Reproduce the whole of the records exactly, and make sure no picture is carried into the result.

[Records to use — start]

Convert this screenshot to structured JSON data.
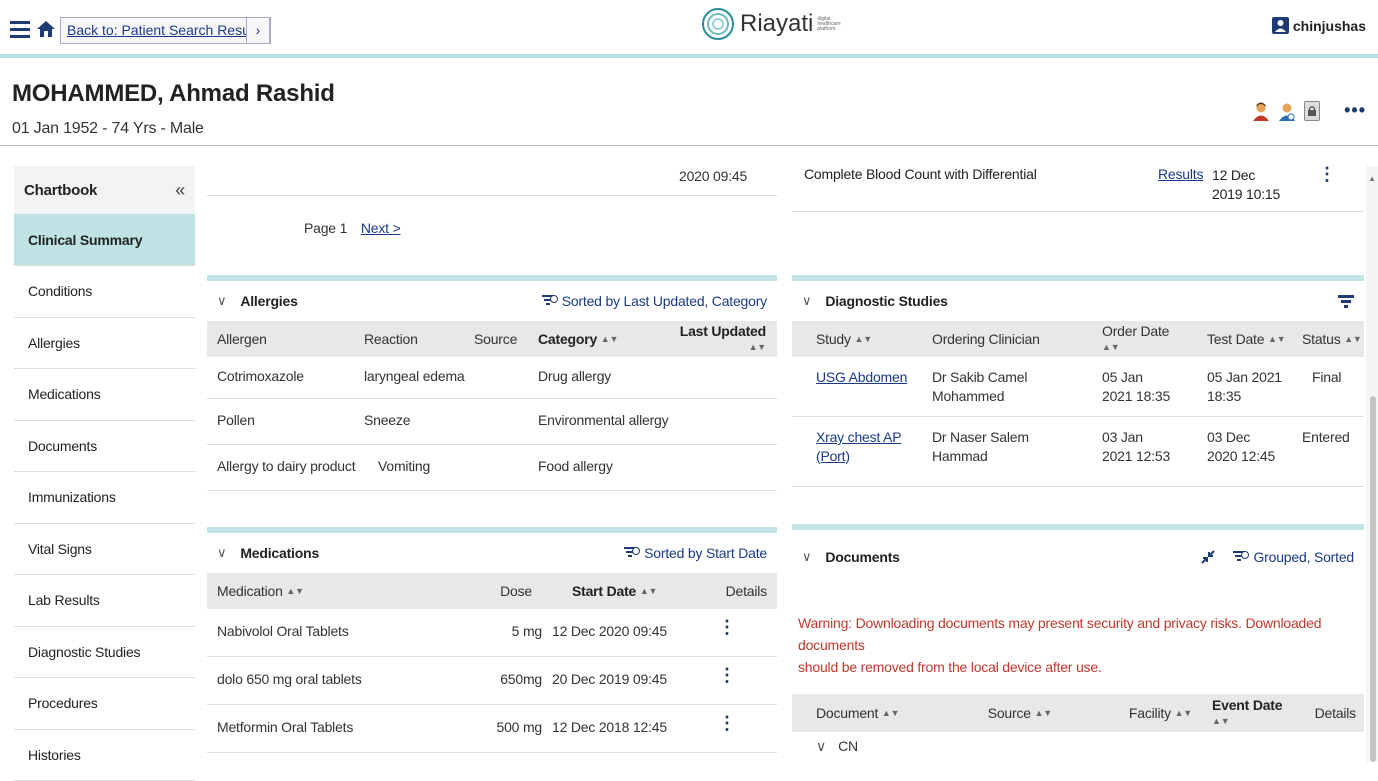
{
  "topbar": {
    "back_label": "Back to: Patient Search Results",
    "back_chevron": "›",
    "brand_name": "Riayati",
    "brand_tagline": "digital healthcare platform",
    "username": "chinjushas"
  },
  "patient": {
    "name": "MOHAMMED, Ahmad Rashid",
    "info": "01 Jan 1952 - 74 Yrs - Male",
    "more": "•••"
  },
  "sidebar": {
    "title": "Chartbook",
    "collapse": "«",
    "items": [
      {
        "label": "Clinical Summary"
      },
      {
        "label": "Conditions"
      },
      {
        "label": "Allergies"
      },
      {
        "label": "Medications"
      },
      {
        "label": "Documents"
      },
      {
        "label": "Immunizations"
      },
      {
        "label": "Vital Signs"
      },
      {
        "label": "Lab Results"
      },
      {
        "label": "Diagnostic Studies"
      },
      {
        "label": "Procedures"
      },
      {
        "label": "Histories"
      }
    ]
  },
  "top_left_fragment": {
    "date_tail": "2020 09:45",
    "page_label": "Page 1",
    "next_label": "Next >"
  },
  "top_right_fragment": {
    "test_name": "Complete Blood Count with Differential",
    "results_link": "Results",
    "date_line1": "12 Dec",
    "date_line2": "2019 10:15"
  },
  "allergies": {
    "title": "Allergies",
    "sort_note": "Sorted by Last Updated, Category",
    "headers": {
      "allergen": "Allergen",
      "reaction": "Reaction",
      "source": "Source",
      "category": "Category",
      "updated": "Last Updated"
    },
    "rows": [
      {
        "allergen": "Cotrimoxazole",
        "reaction": "laryngeal edema",
        "category": "Drug allergy"
      },
      {
        "allergen": "Pollen",
        "reaction": "Sneeze",
        "category": "Environmental allergy"
      },
      {
        "allergen": "Allergy to dairy product",
        "reaction": "Vomiting",
        "category": "Food allergy"
      }
    ]
  },
  "medications": {
    "title": "Medications",
    "sort_note": "Sorted by Start Date",
    "headers": {
      "medication": "Medication",
      "dose": "Dose",
      "start": "Start Date",
      "details": "Details"
    },
    "rows": [
      {
        "medication": "Nabivolol Oral Tablets",
        "dose": "5 mg",
        "start": "12 Dec 2020 09:45"
      },
      {
        "medication": "dolo 650 mg oral tablets",
        "dose": "650mg",
        "start": "20 Dec 2019 09:45"
      },
      {
        "medication": "Metformin Oral Tablets",
        "dose": "500 mg",
        "start": "12 Dec 2018 12:45"
      }
    ]
  },
  "diagnostic": {
    "title": "Diagnostic Studies",
    "headers": {
      "study": "Study",
      "clinician": "Ordering Clinician",
      "order": "Order Date",
      "test": "Test Date",
      "status": "Status"
    },
    "rows": [
      {
        "study_l1": "USG Abdomen",
        "study_l2": "",
        "clin_l1": "Dr Sakib Camel",
        "clin_l2": "Mohammed",
        "order_l1": "05 Jan",
        "order_l2": "2021 18:35",
        "test_l1": "05 Jan 2021 18:35",
        "test_l2": "",
        "status": "Final"
      },
      {
        "study_l1": "Xray chest AP",
        "study_l2": "(Port)",
        "clin_l1": "Dr Naser Salem Hammad",
        "clin_l2": "",
        "order_l1": "03 Jan",
        "order_l2": "2021 12:53",
        "test_l1": "03 Dec",
        "test_l2": "2020 12:45",
        "status": "Entered"
      }
    ]
  },
  "documents": {
    "title": "Documents",
    "sort_note": "Grouped, Sorted",
    "warning_l1": "Warning: Downloading documents may present security and privacy risks. Downloaded documents",
    "warning_l2": "should be removed from the local device after use.",
    "headers": {
      "document": "Document",
      "source": "Source",
      "facility": "Facility",
      "event": "Event Date",
      "details": "Details"
    },
    "group": "CN"
  },
  "colors": {
    "accent": "#1f3b73",
    "teal": "#bfe3e4",
    "warning": "#c0392b"
  }
}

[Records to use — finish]

Result of this task:
Convert this screenshot to structured JSON data.
{
  "topbar": {
    "back_label": "Back to: Patient Search Results",
    "back_chevron": "›",
    "brand_name": "Riayati",
    "brand_tagline": "digital healthcare platform",
    "username": "chinjushas"
  },
  "patient": {
    "name": "MOHAMMED, Ahmad Rashid",
    "info": "01 Jan 1952 - 74 Yrs - Male",
    "more": "•••"
  },
  "sidebar": {
    "title": "Chartbook",
    "collapse": "«",
    "items": [
      {
        "label": "Clinical Summary"
      },
      {
        "label": "Conditions"
      },
      {
        "label": "Allergies"
      },
      {
        "label": "Medications"
      },
      {
        "label": "Documents"
      },
      {
        "label": "Immunizations"
      },
      {
        "label": "Vital Signs"
      },
      {
        "label": "Lab Results"
      },
      {
        "label": "Diagnostic Studies"
      },
      {
        "label": "Procedures"
      },
      {
        "label": "Histories"
      }
    ]
  },
  "top_left_fragment": {
    "date_tail": "2020 09:45",
    "page_label": "Page 1",
    "next_label": "Next >"
  },
  "top_right_fragment": {
    "test_name": "Complete Blood Count with Differential",
    "results_link": "Results",
    "date_line1": "12 Dec",
    "date_line2": "2019 10:15"
  },
  "allergies": {
    "title": "Allergies",
    "sort_note": "Sorted by Last Updated, Category",
    "headers": {
      "allergen": "Allergen",
      "reaction": "Reaction",
      "source": "Source",
      "category": "Category",
      "updated": "Last Updated"
    },
    "rows": [
      {
        "allergen": "Cotrimoxazole",
        "reaction": "laryngeal edema",
        "category": "Drug allergy"
      },
      {
        "allergen": "Pollen",
        "reaction": "Sneeze",
        "category": "Environmental allergy"
      },
      {
        "allergen": "Allergy to dairy product",
        "reaction": "Vomiting",
        "category": "Food allergy"
      }
    ]
  },
  "medications": {
    "title": "Medications",
    "sort_note": "Sorted by Start Date",
    "headers": {
      "medication": "Medication",
      "dose": "Dose",
      "start": "Start Date",
      "details": "Details"
    },
    "rows": [
      {
        "medication": "Nabivolol Oral Tablets",
        "dose": "5 mg",
        "start": "12 Dec 2020 09:45"
      },
      {
        "medication": "dolo 650 mg oral tablets",
        "dose": "650mg",
        "start": "20 Dec 2019 09:45"
      },
      {
        "medication": "Metformin Oral Tablets",
        "dose": "500 mg",
        "start": "12 Dec 2018 12:45"
      }
    ]
  },
  "diagnostic": {
    "title": "Diagnostic Studies",
    "headers": {
      "study": "Study",
      "clinician": "Ordering Clinician",
      "order": "Order Date",
      "test": "Test Date",
      "status": "Status"
    },
    "rows": [
      {
        "study_l1": "USG Abdomen",
        "study_l2": "",
        "clin_l1": "Dr Sakib Camel",
        "clin_l2": "Mohammed",
        "order_l1": "05 Jan",
        "order_l2": "2021 18:35",
        "test_l1": "05 Jan 2021 18:35",
        "test_l2": "",
        "status": "Final"
      },
      {
        "study_l1": "Xray chest AP",
        "study_l2": "(Port)",
        "clin_l1": "Dr Naser Salem Hammad",
        "clin_l2": "",
        "order_l1": "03 Jan",
        "order_l2": "2021 12:53",
        "test_l1": "03 Dec",
        "test_l2": "2020 12:45",
        "status": "Entered"
      }
    ]
  },
  "documents": {
    "title": "Documents",
    "sort_note": "Grouped, Sorted",
    "warning_l1": "Warning: Downloading documents may present security and privacy risks. Downloaded documents",
    "warning_l2": "should be removed from the local device after use.",
    "headers": {
      "document": "Document",
      "source": "Source",
      "facility": "Facility",
      "event": "Event Date",
      "details": "Details"
    },
    "group": "CN"
  },
  "colors": {
    "accent": "#1f3b73",
    "teal": "#bfe3e4",
    "warning": "#c0392b"
  }
}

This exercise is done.